Lithium South is currently evaluating three Direct Lithium Extraction technologies and plans to select the best one to increase recovery without having to build evaporation ponds. However, it has included ponds in its planning phase as a fallback in case none of the technologies pans out. If this were to occur, the impact to shareholders would be minimal. In contrast, if Standard Lithium’s technology doesn’t pan out, the impact to shareholders will be substantial because the company has nothing to fall back on. LANXESS AG owns the resource, and Standard’s deal is contingent on its technology working.
Management is confident that its technology will work out as planned. However, the stock hasn’t been without controversy. In November of last year, the company was the subject of a report put out by Blue Orca Capital, an activist investment firm that focuses on short selling. Among other things, the report cited regulatory filings and questioned the recovery rate that Standard claimed its DLE technology could achieve and the amounts of carbonate produced in the demonstration plant. The company responded by explaining how it arrived at the data listed on the regulatory forms.
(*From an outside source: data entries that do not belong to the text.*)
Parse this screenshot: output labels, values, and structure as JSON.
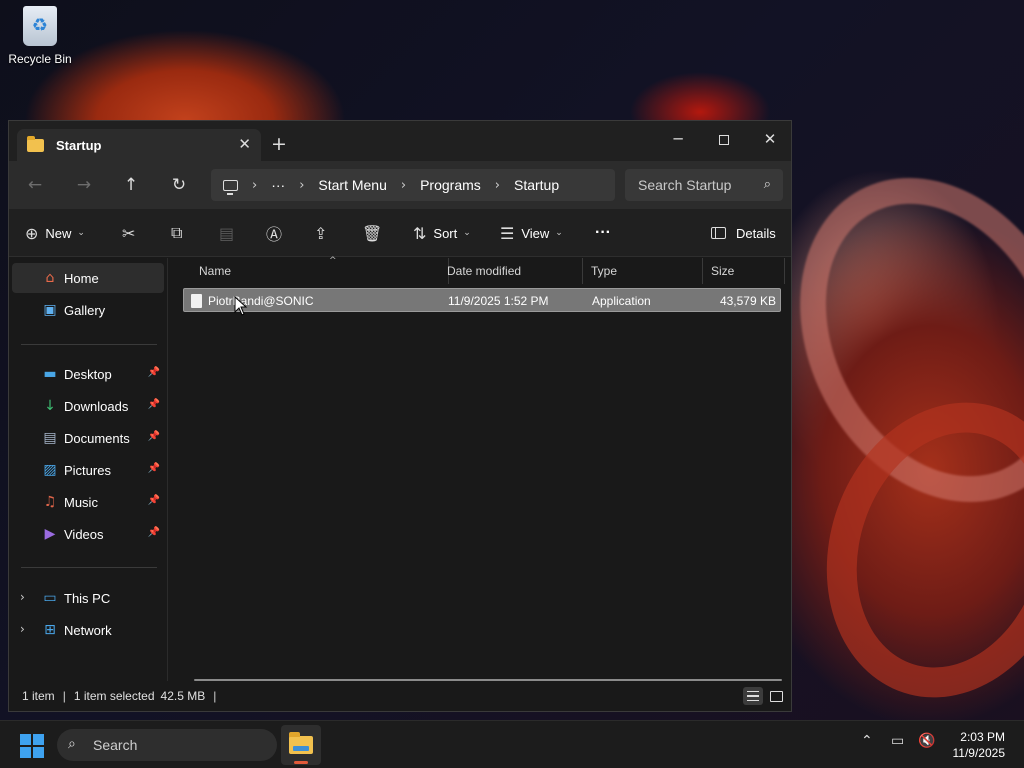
{
  "desktop": {
    "recycle_bin_label": "Recycle Bin"
  },
  "window": {
    "tab_title": "Startup",
    "tab_close": "✕",
    "new_tab": "+",
    "minimize": "─",
    "close": "✕"
  },
  "navigation": {
    "back": "←",
    "forward": "→",
    "up": "↑",
    "refresh": "↻",
    "breadcrumb_more": "···",
    "breadcrumb": [
      "Start Menu",
      "Programs",
      "Startup"
    ],
    "search_placeholder": "Search Startup"
  },
  "toolbar": {
    "new_label": "New",
    "sort_label": "Sort",
    "view_label": "View",
    "more": "···",
    "details_label": "Details"
  },
  "sidebar": {
    "items": [
      {
        "label": "Home",
        "icon": "home-icon"
      },
      {
        "label": "Gallery",
        "icon": "gallery-icon"
      },
      {
        "label": "Desktop",
        "icon": "desktop-icon",
        "pinned": true
      },
      {
        "label": "Downloads",
        "icon": "downloads-icon",
        "pinned": true
      },
      {
        "label": "Documents",
        "icon": "documents-icon",
        "pinned": true
      },
      {
        "label": "Pictures",
        "icon": "pictures-icon",
        "pinned": true
      },
      {
        "label": "Music",
        "icon": "music-icon",
        "pinned": true
      },
      {
        "label": "Videos",
        "icon": "videos-icon",
        "pinned": true
      },
      {
        "label": "This PC",
        "icon": "this-pc-icon",
        "expandable": true
      },
      {
        "label": "Network",
        "icon": "network-icon",
        "expandable": true
      }
    ]
  },
  "file_list": {
    "columns": [
      "Name",
      "Date modified",
      "Type",
      "Size"
    ],
    "rows": [
      {
        "name": "PiotrBandi@SONIC",
        "date_modified": "11/9/2025 1:52 PM",
        "type": "Application",
        "size": "43,579 KB",
        "selected": true
      }
    ]
  },
  "status": {
    "count": "1 item",
    "selection": "1 item selected",
    "size": "42.5 MB"
  },
  "taskbar": {
    "search_label": "Search",
    "time": "2:03 PM",
    "date": "11/9/2025"
  },
  "colors": {
    "accent": "#3ea2f0",
    "folder": "#f2c14e",
    "selection": "#777777"
  }
}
In February of this year, Standard was again the subject of a report, this time put out by Hindenburg Research. The report discussed many aspects of the company, including the possibility that its patent applications may be rejected. The company again responded by addressing some of the points brought up in the report.
In and of itself, the release of a report by an activist investment firm is not a reason to avoid or even sell a stock. In this case, management addressed some of the concerns voiced by the activist firms by responding to some of the issues that were brought up.
Insiders are Selling
But as a potential investor in the company, I would have also liked to see that accompanied by some insider buying. The release of reports by activist short sellers often has the effect of depressing the target company’s stock price, presumably making it a better buy. Nothing speaks louder than management defiantly buying a company’s stock after the release of an activist short seller report.
However, that’s not what happened here. Standard Lithium has a listing on the Toronto Stock Exchange which freely provides the insider trading activity for the company for anyone wishing to see it. As can be seen below, over the last six months insiders have sold over 1.3 million shares in the company and have not purchased any stock. The transactions were made by 5 individuals, including Robert Mintak, the company’s CEO.
Much of Standard Lithium’s value rides on it being granted the patents for its LiSTR DLE technology, something which is not a foregone conclusion. That uncertainty is only amplified by the cloud brought about by the activist short seller reports. In spite of that, I may have considered buying the stock if I had seen management also buying up shares for themselves, as that would have given me greater faith in the DLE tech.
But, given all this uncertainty, I’m not going to buy a stock if it’s being sold to me by an insider looking to reduce their position. For that reason, I believe Standard Lithium stock should be avoided until there’s greater clarity on the company’s patent portfolio.